In the West Bank, Losing Hope and Freedom


When I was a law student backpacking through the Middle East in 1982, I met two Palestinian university students on a local bus in the West Bank. We got to chatting and they invited me to their homes, so I jumped off the bus and spent a day with them in the jumbled alleys of the densely populated Dheisheh Refugee Camp.

We had a good time together, for they told me about their Arabic studies at Bethlehem University, and I was then hatching a scheme to study Arabic myself in Cairo. We were all excited by education and full of youth and dreams. I wrote their names in my address book, but we never made contact again — until now.

After 41 years, I dug up my old address book and found their names. I wondered: Are they still alive? Have they moved abroad? At this grim moment, what do they think of Israel, Hamas and America?

With the help of a local reporter who called around at the Dheisheh camp, I was able to locate them: Saleh Molhem, now 63 and graying, and Mahmoud Qaraqei, now 60. One reason it was possible to track them down is that Palestinian refugees aren’t very mobile. Both were still living in the same refugee camp. They remembered me and invited me to pay another visit.

Photographs of two men showing only a small part of their faces.
Saleh Molhem and Mahmoud Qaraqei.William Keo for The New York Times

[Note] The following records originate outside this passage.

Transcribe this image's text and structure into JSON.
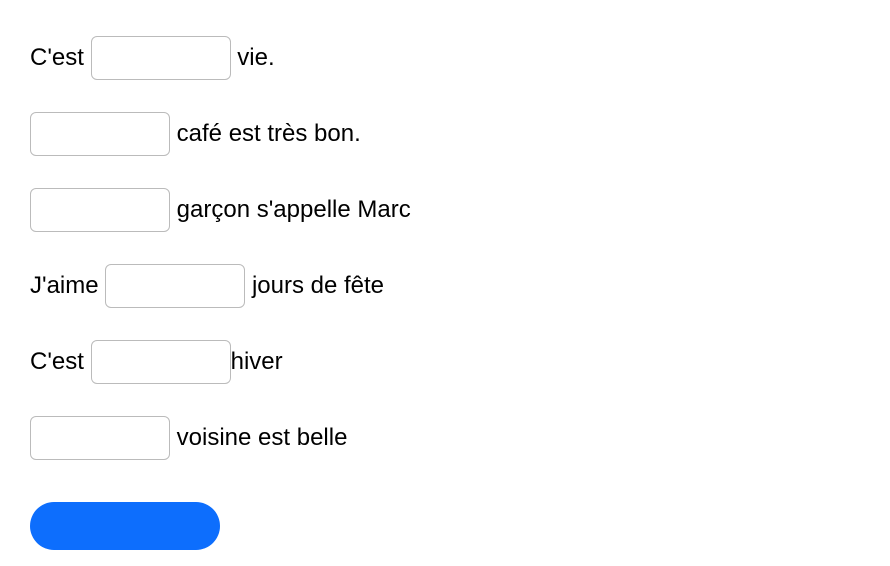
{
  "items": [
    {
      "before": "C'est ",
      "after": " vie."
    },
    {
      "before": "",
      "after": " café est très bon."
    },
    {
      "before": "",
      "after": " garçon s'appelle Marc"
    },
    {
      "before": "J'aime ",
      "after": " jours de fête"
    },
    {
      "before": "C'est ",
      "after": "hiver"
    },
    {
      "before": "",
      "after": " voisine est belle"
    }
  ],
  "submit_label": ""
}
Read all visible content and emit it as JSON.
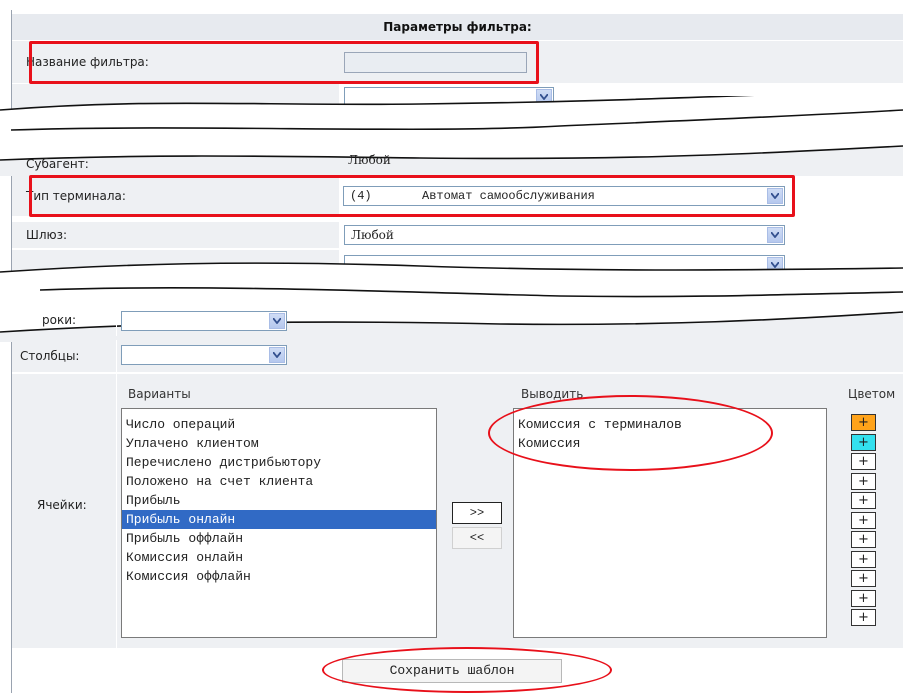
{
  "filter": {
    "header": "Параметры фильтра:",
    "name_label": "Название фильтра:",
    "name_value": "",
    "subagent_label": "Субагент:",
    "subagent_value": "Любой",
    "terminal_type_label": "Тип терминала:",
    "terminal_type_value": "(4)       Автомат самообслуживания",
    "gateway_label": "Шлюз:",
    "gateway_value": "Любой",
    "rows_label_partial": "роки:",
    "columns_label": "Столбцы:",
    "cells_label": "Ячейки:"
  },
  "cells": {
    "variants_header": "Варианты",
    "output_header": "Выводить",
    "color_header": "Цветом",
    "variants": [
      "Число операций",
      "Уплачено клиентом",
      "Перечислено дистрибьютору",
      "Положено на счет клиента",
      "Прибыль",
      "Прибыль онлайн",
      "Прибыль оффлайн",
      "Комиссия онлайн",
      "Комиссия оффлайн"
    ],
    "selected_variant": "Прибыль онлайн",
    "output": [
      "Комиссия с терминалов",
      "Комиссия"
    ],
    "move_right": ">>",
    "move_left": "<<",
    "color_buttons": [
      "+",
      "+",
      "+",
      "+",
      "+",
      "+",
      "+",
      "+",
      "+",
      "+",
      "+"
    ],
    "color_values": [
      "#ffa31a",
      "#33e0ee",
      "#ffffff",
      "#ffffff",
      "#ffffff",
      "#ffffff",
      "#ffffff",
      "#ffffff",
      "#ffffff",
      "#ffffff",
      "#ffffff"
    ]
  },
  "actions": {
    "save_template": "Сохранить шаблон"
  },
  "annotations": {
    "highlight_color": "#e8101a"
  }
}
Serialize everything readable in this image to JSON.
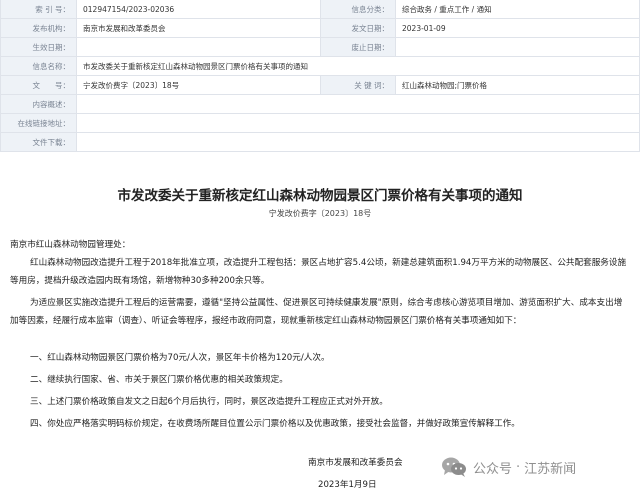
{
  "meta": {
    "rows": [
      {
        "l1": "索 引 号：",
        "v1": "012947154/2023-02036",
        "l2": "信息分类：",
        "v2": "综合政务 / 重点工作 / 通知"
      },
      {
        "l1": "发布机构：",
        "v1": "南京市发展和改革委员会",
        "l2": "发文日期：",
        "v2": "2023-01-09"
      },
      {
        "l1": "生效日期：",
        "v1": "",
        "l2": "废止日期：",
        "v2": ""
      },
      {
        "l1": "信息名称：",
        "v1": "市发改委关于重新核定红山森林动物园景区门票价格有关事项的通知"
      },
      {
        "l1": "文　　号：",
        "v1": "宁发改价费字〔2023〕18号",
        "l2": "关 键 词：",
        "v2": "红山森林动物园;门票价格"
      },
      {
        "l1": "内容概述：",
        "v1": ""
      },
      {
        "l1": "在线链接地址：",
        "v1": ""
      },
      {
        "l1": "文件下载：",
        "v1": ""
      }
    ]
  },
  "doc": {
    "title": "市发改委关于重新核定红山森林动物园景区门票价格有关事项的通知",
    "doc_number": "宁发改价费字〔2023〕18号",
    "salutation": "南京市红山森林动物园管理处：",
    "paragraphs": [
      "红山森林动物园改造提升工程于2018年批准立项，改造提升工程包括：景区占地扩容5.4公顷，新建总建筑面积1.94万平方米的动物展区、公共配套服务设施等用房，提档升级改造园内既有场馆，新增物种30多种200余只等。",
      "为适应景区实施改造提升工程后的运营需要，遵循\"坚持公益属性、促进景区可持续健康发展\"原则，综合考虑核心游览项目增加、游览面积扩大、成本支出增加等因素，经履行成本监审（调查）、听证会等程序，报经市政府同意，现就重新核定红山森林动物园景区门票价格有关事项通知如下：",
      "一、红山森林动物园景区门票价格为70元/人次，景区年卡价格为120元/人次。",
      "二、继续执行国家、省、市关于景区门票价格优惠的相关政策规定。",
      "三、上述门票价格政策自发文之日起6个月后执行，同时，景区改造提升工程应正式对外开放。",
      "四、你处应严格落实明码标价规定，在收费场所醒目位置公示门票价格以及优惠政策，接受社会监督，并做好政策宣传解释工作。"
    ],
    "signature_org": "南京市发展和改革委员会",
    "signature_date": "2023年1月9日"
  },
  "watermark": {
    "left": "公众号",
    "dot": "·",
    "right": "江苏新闻"
  }
}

It was wonderful to see them again, but our reunion was also a window into Palestinian frustrations: The world has changed so much in four decades, but while I’ve traveled the world and had a fulfilling career, they remain stateless, stuck in a refugee camp and fearful of Israeli settlers and soldiers. Worse, they have much less freedom today than when I met them in 1982.


Leave a Reply